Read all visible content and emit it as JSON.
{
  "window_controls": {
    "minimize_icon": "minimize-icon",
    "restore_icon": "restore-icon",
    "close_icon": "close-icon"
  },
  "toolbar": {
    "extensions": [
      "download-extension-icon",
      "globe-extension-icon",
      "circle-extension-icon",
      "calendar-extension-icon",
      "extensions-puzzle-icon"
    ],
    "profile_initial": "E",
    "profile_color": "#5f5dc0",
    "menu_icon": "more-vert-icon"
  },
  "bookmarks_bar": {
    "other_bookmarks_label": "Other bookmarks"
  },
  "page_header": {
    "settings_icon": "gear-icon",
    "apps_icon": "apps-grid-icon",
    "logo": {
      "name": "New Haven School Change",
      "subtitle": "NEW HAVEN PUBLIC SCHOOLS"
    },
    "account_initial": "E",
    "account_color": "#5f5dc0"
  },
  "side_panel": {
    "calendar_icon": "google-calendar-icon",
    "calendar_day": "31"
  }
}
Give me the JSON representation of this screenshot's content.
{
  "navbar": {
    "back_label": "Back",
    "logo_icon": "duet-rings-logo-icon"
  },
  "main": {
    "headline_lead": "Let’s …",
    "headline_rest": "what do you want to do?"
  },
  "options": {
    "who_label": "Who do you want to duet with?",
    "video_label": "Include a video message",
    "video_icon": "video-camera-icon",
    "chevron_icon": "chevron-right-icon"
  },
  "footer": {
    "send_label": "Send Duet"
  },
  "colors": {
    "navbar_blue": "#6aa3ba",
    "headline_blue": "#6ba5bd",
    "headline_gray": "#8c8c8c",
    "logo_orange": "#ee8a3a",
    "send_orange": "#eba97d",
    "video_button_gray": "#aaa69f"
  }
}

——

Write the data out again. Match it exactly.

• _EXERCISE ANSWER_
Read all visible content and emit it as JSON.
{
  "window_controls": {
    "minimize_icon": "minimize-icon",
    "restore_icon": "restore-icon",
    "close_icon": "close-icon"
  },
  "toolbar": {
    "extensions": [
      "download-extension-icon",
      "globe-extension-icon",
      "circle-extension-icon",
      "calendar-extension-icon",
      "extensions-puzzle-icon"
    ],
    "profile_initial": "E",
    "profile_color": "#5f5dc0",
    "menu_icon": "more-vert-icon"
  },
  "bookmarks_bar": {
    "other_bookmarks_label": "Other bookmarks"
  },
  "page_header": {
    "settings_icon": "gear-icon",
    "apps_icon": "apps-grid-icon",
    "logo": {
      "name": "New Haven School Change",
      "subtitle": "NEW HAVEN PUBLIC SCHOOLS"
    },
    "account_initial": "E",
    "account_color": "#5f5dc0"
  },
  "side_panel": {
    "calendar_icon": "google-calendar-icon",
    "calendar_day": "31"
  }
}
Give me the JSON representation of this screenshot's content.
{
  "navbar": {
    "back_label": "Back",
    "logo_icon": "duet-rings-logo-icon"
  },
  "main": {
    "headline_lead": "Let’s …",
    "headline_rest": "what do you want to do?"
  },
  "options": {
    "who_label": "Who do you want to duet with?",
    "video_label": "Include a video message",
    "video_icon": "video-camera-icon",
    "chevron_icon": "chevron-right-icon"
  },
  "footer": {
    "send_label": "Send Duet"
  },
  "colors": {
    "navbar_blue": "#6aa3ba",
    "headline_blue": "#6ba5bd",
    "headline_gray": "#8c8c8c",
    "logo_orange": "#ee8a3a",
    "send_orange": "#eba97d",
    "video_button_gray": "#aaa69f"
  }
}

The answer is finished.